Students in Swaziland are set to protest against the 'extravagant spending' of the 50/50 celebrations to mark the King's birthday and the anniversary of Independence from Britain.
The protest is due to take place on 12 April 2018, the anniversary of the proclamation that turned Swaziland from a democracy into a kingdom ruled by an absolute monarch.
In a statement (14 February 2018), the Swaziland National Union of Students (SNUS) said, 'The National Executive Committee noted two upcoming national events in the terms of double celebration (50/50 celebration) and National Elections as projects that has been historically synonymous with corruption and extravagant spending and depriving the people fundamental social services in the process.

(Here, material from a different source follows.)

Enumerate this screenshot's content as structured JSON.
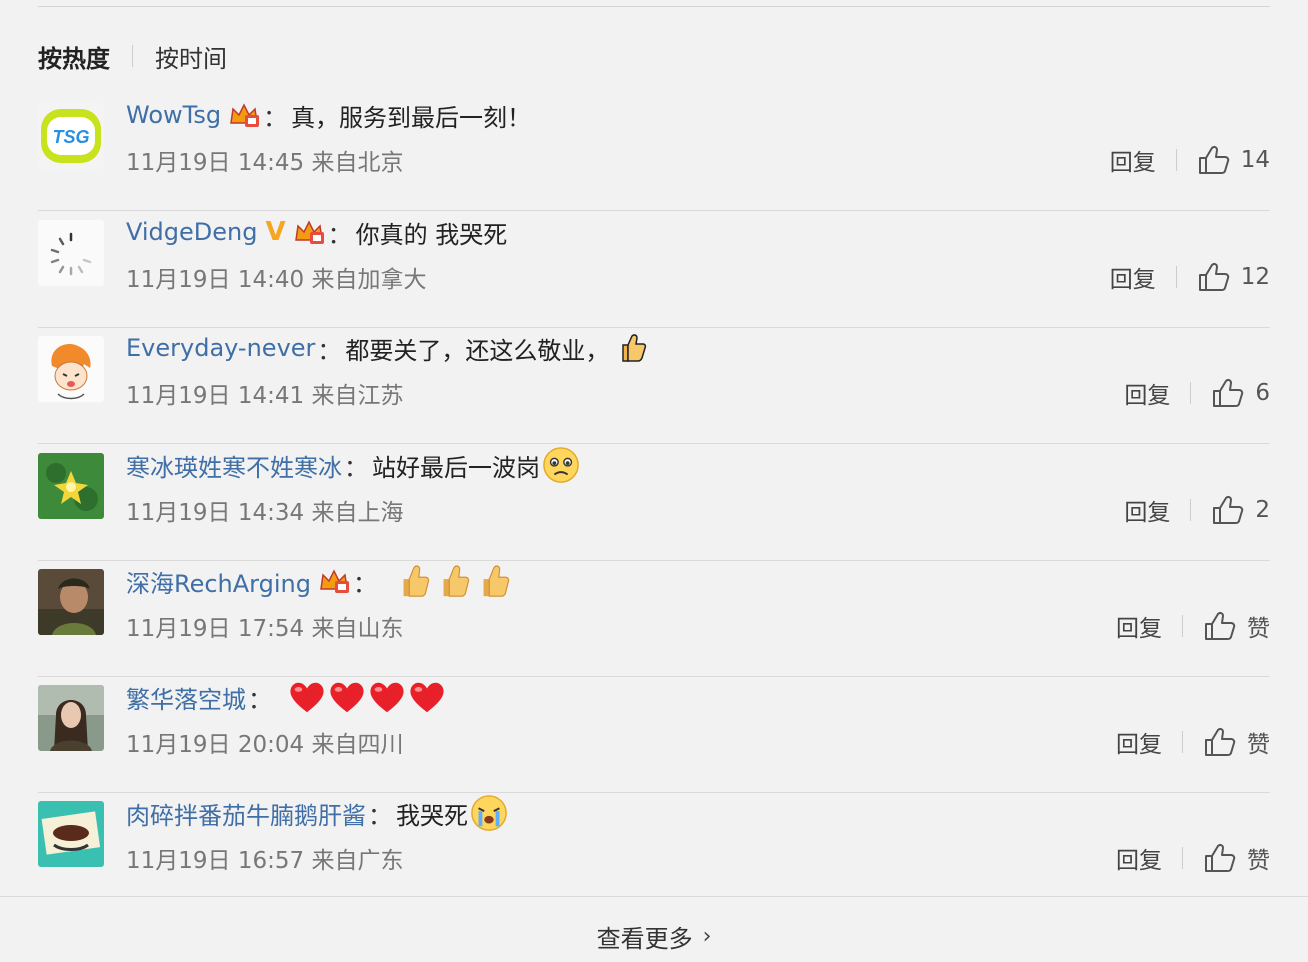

In accordance with the 2018 theme, the NEC resolved to stage a protest on the 12th of April against extravagant spending and corruption.'
Details of the protest have still to be finalised.
The 50/50 celebrations are to mark the 50th birthday this year of King Mwsati III, sub-Saharan Africa's last absolute monarch, and the 50th anniversary of Independence from Britain. It has already been announced that celebrations will take place on 19 April at Mavuso Trade and Exhibition Centre.
A budget of the equivalent of US$1.7 million has been given by the government. The Taiwan Government has donated US$1.3 million.
When similar celebrations took place in 2008 the cost of the so-called 40/40 celebrations overran by E32.6 million (about US$5 million at the then exchange rate). E17 million was budgeted but it ended up costing 'at least' E50.2 million. The exact figure is uncertain.
The celebrations took place at a time when Swaziland was under the pressure of savage financial cuts, imposed by the International Monetary Fund, after years of mismanagement of the economy by successive Swazi governments - all handpicked by King Mswati.
The intended SNUS protest is set for 12 April. This is an important date in Swaziland as it was on this day in 1973 that King Mswati's father King Sobuza II issued a Royal Decree that banned all political parties and put all legislative, executive and judicial power in the hands of the King. Despite a Constitution that came into effect in 2006, the Decree has not been withdrawn.
Protests are held each year on the anniversary of 12 April.